Health United States 2020-2021

Children’s Health Insurance Program (CHIP)

Title XXI of the Social Security Act, often referred to as the Children’s Health Insurance Program (CHIP), is a program originally enacted by the Balanced Budget Act of 1997. The Children’s Health Insurance Program Reauthorization Act of 2009 (CHIPRA, P.L. 111–3) reauthorized CHIP and appropriated funding for CHIP through fiscal year (FY) 2013. The Affordable Care Act of 2010 (ACA, P.L. 111–148) extended CHIP funding through FY 2015, and the Medicare Access and CHIP Reauthorization Act of 2015 (P.L. 114–10) extended funding with no programmatic changes for CHIP through FY 2017. A 6-year extension of CHIP was signed into law on January 22, 2018, extending funding for the program through the end of FY 2023. On February 9, 2018, the Bipartisan Budget Act (P.L. 115–123) was signed into law, extending CHIP an additional 4 years.

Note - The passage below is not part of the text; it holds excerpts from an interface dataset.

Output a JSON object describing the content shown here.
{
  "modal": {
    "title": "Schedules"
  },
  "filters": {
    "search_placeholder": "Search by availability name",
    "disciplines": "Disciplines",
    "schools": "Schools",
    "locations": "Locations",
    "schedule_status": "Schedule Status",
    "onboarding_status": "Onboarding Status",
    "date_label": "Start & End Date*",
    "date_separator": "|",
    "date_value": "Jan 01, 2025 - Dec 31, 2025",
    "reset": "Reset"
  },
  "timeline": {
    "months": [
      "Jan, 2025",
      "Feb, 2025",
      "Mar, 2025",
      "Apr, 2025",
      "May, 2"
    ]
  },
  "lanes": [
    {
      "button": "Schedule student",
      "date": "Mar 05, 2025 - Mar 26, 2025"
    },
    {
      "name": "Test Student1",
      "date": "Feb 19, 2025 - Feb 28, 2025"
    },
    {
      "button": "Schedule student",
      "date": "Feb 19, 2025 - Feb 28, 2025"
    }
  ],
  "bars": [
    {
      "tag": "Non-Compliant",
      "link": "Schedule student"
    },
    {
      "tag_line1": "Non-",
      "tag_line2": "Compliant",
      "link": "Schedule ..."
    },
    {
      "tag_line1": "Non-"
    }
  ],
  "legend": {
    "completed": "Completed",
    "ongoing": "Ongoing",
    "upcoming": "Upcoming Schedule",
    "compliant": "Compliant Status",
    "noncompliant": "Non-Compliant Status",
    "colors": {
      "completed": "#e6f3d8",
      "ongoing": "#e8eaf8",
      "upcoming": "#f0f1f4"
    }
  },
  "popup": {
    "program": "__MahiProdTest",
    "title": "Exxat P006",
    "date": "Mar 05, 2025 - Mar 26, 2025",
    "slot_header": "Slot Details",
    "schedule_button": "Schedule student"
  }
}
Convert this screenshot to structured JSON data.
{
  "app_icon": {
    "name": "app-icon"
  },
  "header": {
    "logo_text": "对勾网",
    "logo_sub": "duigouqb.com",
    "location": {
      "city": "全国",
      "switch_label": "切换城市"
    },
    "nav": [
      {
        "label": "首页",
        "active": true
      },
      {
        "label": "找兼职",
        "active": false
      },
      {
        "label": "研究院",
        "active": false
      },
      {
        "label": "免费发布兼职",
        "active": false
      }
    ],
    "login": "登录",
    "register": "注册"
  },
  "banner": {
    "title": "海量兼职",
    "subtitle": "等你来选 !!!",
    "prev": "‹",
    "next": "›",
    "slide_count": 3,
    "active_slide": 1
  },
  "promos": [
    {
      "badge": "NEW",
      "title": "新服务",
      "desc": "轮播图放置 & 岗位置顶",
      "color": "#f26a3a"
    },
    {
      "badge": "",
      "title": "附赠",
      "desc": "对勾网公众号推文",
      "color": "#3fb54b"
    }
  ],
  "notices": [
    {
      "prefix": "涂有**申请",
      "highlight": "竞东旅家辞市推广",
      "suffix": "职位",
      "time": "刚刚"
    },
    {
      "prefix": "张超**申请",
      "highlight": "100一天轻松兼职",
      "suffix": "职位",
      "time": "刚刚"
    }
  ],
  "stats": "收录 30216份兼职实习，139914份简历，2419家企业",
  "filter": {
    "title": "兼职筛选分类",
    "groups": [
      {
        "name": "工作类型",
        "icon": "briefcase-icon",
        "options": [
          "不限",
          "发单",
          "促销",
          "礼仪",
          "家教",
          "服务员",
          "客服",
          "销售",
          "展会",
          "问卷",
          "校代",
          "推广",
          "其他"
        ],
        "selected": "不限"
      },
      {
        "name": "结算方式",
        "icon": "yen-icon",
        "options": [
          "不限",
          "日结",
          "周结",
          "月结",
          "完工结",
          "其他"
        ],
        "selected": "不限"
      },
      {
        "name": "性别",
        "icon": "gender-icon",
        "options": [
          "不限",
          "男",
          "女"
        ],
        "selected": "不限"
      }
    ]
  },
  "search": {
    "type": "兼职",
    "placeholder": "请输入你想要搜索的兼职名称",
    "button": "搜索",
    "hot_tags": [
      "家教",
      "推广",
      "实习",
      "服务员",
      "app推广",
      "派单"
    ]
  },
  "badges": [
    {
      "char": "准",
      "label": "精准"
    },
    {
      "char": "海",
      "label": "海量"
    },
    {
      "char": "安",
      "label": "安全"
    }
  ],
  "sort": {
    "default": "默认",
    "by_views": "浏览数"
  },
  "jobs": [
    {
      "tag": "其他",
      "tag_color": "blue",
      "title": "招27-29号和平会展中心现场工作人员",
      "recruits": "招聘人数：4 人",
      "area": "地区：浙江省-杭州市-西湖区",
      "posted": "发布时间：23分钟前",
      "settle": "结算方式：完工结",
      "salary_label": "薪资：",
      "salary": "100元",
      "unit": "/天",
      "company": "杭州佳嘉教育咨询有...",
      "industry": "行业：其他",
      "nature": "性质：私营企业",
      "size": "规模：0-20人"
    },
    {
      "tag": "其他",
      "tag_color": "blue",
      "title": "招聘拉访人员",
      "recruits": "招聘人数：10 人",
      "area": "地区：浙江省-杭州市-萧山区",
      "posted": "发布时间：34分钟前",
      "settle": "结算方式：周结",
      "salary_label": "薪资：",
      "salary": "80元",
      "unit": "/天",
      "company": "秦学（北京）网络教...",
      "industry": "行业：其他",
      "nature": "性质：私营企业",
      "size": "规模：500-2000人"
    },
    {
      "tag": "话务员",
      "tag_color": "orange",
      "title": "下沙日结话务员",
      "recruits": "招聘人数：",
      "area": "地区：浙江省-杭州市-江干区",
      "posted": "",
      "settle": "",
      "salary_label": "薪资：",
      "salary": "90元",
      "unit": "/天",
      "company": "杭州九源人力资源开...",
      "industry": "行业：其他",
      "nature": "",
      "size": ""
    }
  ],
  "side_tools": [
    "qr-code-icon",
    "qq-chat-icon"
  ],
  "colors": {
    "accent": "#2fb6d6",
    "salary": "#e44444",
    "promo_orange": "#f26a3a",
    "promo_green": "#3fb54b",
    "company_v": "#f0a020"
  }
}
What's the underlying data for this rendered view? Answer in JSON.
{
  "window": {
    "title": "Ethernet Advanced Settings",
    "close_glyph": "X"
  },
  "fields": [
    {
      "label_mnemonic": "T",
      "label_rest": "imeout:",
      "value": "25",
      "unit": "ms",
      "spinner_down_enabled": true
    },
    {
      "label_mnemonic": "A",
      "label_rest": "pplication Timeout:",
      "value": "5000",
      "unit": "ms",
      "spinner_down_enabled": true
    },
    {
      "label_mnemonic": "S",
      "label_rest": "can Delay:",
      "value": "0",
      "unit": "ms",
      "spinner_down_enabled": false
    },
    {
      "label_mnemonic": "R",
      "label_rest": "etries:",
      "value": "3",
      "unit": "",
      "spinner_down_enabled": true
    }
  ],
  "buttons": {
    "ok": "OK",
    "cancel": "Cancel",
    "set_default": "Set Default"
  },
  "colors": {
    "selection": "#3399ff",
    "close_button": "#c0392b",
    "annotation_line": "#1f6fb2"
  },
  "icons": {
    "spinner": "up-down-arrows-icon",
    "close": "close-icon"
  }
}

Consequently, CHIP is currently funded through FY 2027.

CHIP provides federal funds for states to provide health care coverage to eligible low-income uninsured children and pregnant women whose income is too high to qualify for Medicaid. Generally, CHIP is available only through age 18. CHIP gives states broad flexibility in program design within a federal framework that includes important beneficiary protections. Funds from CHIP may be used for a separate child health program or to expand Medicaid. Although CHIP is not part of Medicaid, in some instances in Health, United States, data on CHIP and Medicaid are presented together, and those instances are discussed in the footnotes of the respective tables. For more information, see: (Also see Sources and Definitions, Health insurance coverage; Medicaid.)